The magnetic moment, alternately referred to as the magnetic dipole moment, is a vector characteristic of sources of magnetic fields, and characterises the tendency of the magnetic field source to align with an external magnetic field. The magnetic dipole moment is a characteristic of both forms of magnetic field source, namely the movement of charges (as in a current loop) and the fields produced by fundamental particles. The standard SI unit for magnetic moment is either square-meter amperes (m^2*A) or the equivalent, joules per tesla (J/T).

- Skill level:
- Easy

### Other People Are Reading

## Instructions

- 1
Determine whether the magnetic source for which you are trying to obtain the magnetic moment is made up of moving charges. The magnetic moment is "calculated" only for magnetic sources made up from moving charges; the magnetic moment of fundamental particles must be determined experimentally.

- 2
Find the magnetic dipole moment by multiplying the current in the loop by the area, in the case of planar current loops. This is what we would expect from dimensional analysis, since the unit for magnetic moment is made up of the product of area (square meters) and current (amperes) units. The magnetic moment of an arbitrary (not necessarily planar) closed loop is calculated by finding the product of the current and the vector area integral (infinitesimal da) over the loop.

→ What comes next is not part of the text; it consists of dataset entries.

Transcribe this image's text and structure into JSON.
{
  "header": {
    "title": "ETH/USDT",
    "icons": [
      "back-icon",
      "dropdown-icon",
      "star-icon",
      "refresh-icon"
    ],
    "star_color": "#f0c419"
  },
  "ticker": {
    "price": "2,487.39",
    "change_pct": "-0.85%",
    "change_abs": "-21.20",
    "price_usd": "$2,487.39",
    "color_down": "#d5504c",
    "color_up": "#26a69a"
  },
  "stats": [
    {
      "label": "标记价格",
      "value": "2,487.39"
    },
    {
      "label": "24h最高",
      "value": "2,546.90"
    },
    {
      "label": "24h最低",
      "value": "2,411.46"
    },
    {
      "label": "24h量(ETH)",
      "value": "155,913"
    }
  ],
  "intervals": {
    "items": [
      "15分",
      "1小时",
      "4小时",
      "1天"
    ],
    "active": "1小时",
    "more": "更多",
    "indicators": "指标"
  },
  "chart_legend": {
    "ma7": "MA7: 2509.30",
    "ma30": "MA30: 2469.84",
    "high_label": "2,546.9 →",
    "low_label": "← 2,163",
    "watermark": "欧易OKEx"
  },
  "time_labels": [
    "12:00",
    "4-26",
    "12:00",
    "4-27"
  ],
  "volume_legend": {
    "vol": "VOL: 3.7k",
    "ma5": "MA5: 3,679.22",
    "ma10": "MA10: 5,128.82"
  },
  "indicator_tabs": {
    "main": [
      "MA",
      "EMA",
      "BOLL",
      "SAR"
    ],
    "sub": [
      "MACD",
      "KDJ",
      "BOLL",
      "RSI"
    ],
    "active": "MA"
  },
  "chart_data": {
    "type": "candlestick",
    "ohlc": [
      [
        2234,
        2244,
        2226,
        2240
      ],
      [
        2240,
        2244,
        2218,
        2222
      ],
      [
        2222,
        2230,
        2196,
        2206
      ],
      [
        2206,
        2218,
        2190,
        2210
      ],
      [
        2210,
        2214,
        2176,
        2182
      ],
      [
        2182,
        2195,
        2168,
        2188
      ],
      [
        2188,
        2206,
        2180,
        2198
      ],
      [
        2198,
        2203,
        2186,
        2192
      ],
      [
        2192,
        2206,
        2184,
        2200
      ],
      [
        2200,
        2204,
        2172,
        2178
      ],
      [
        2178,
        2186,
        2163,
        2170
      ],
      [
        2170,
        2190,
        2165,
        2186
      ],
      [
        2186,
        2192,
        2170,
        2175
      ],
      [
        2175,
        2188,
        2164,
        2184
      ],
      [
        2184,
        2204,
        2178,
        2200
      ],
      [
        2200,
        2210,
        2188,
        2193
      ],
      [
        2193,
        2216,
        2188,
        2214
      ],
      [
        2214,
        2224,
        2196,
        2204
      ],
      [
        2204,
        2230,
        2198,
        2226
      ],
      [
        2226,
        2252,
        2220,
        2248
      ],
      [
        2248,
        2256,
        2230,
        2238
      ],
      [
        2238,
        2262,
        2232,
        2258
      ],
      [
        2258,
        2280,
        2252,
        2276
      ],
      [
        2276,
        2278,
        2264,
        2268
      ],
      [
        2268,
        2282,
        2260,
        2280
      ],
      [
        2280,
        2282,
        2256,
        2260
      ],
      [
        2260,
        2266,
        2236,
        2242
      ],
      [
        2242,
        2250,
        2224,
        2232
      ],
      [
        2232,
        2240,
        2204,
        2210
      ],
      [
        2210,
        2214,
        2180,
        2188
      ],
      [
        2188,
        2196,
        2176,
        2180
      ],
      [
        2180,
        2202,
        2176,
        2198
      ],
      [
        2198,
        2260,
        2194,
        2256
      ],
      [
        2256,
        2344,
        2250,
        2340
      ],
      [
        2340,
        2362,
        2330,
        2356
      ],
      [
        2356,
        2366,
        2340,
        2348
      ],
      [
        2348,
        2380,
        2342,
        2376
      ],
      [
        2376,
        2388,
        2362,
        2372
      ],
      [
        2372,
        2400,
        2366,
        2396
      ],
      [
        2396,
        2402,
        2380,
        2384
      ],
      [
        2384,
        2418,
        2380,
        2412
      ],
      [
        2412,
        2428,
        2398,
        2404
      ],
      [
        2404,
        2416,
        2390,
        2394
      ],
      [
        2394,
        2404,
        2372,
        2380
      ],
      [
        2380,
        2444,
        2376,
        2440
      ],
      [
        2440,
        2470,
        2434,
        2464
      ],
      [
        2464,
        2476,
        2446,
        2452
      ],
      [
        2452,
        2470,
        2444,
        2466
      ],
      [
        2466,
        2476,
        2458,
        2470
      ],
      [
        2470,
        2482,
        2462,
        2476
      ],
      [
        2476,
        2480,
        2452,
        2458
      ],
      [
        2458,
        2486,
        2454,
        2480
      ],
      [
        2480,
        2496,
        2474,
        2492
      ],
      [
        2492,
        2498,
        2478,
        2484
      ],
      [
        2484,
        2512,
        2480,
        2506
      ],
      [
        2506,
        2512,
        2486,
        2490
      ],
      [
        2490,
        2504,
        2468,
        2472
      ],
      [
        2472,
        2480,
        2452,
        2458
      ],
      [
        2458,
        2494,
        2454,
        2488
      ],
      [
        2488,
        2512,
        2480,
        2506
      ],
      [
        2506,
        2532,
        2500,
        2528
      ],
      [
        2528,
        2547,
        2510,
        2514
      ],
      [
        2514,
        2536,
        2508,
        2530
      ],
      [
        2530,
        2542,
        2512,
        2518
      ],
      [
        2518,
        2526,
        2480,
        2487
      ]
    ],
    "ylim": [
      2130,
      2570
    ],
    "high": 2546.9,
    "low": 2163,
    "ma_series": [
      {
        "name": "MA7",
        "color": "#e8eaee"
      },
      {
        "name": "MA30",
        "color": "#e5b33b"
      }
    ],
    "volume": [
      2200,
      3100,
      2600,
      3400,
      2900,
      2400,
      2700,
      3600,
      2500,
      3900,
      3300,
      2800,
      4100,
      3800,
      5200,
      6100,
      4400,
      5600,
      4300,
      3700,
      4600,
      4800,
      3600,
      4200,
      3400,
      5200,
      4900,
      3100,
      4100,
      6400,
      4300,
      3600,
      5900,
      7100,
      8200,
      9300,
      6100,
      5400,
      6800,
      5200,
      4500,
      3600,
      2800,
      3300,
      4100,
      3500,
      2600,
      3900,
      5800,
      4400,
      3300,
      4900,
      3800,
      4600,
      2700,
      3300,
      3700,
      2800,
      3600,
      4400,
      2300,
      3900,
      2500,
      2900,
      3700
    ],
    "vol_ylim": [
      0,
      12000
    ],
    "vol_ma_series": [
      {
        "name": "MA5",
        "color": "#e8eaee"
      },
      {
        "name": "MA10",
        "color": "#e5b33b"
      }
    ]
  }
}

- 3
Find the magnetic moment for arbitrary charge distributions. It is more challenging, but still analytically possible. In this case, the desired quantity is found by first taking the volume integral (over the volume of the arbitrary charge distribution) in spherical coordinates of the vector cross-product of position and current density (r X J, where J is the product of charge density and linear velocity of a particular point). Dividing the result of this integral by 2 yields the magnetic dipole moment of the charge distribution.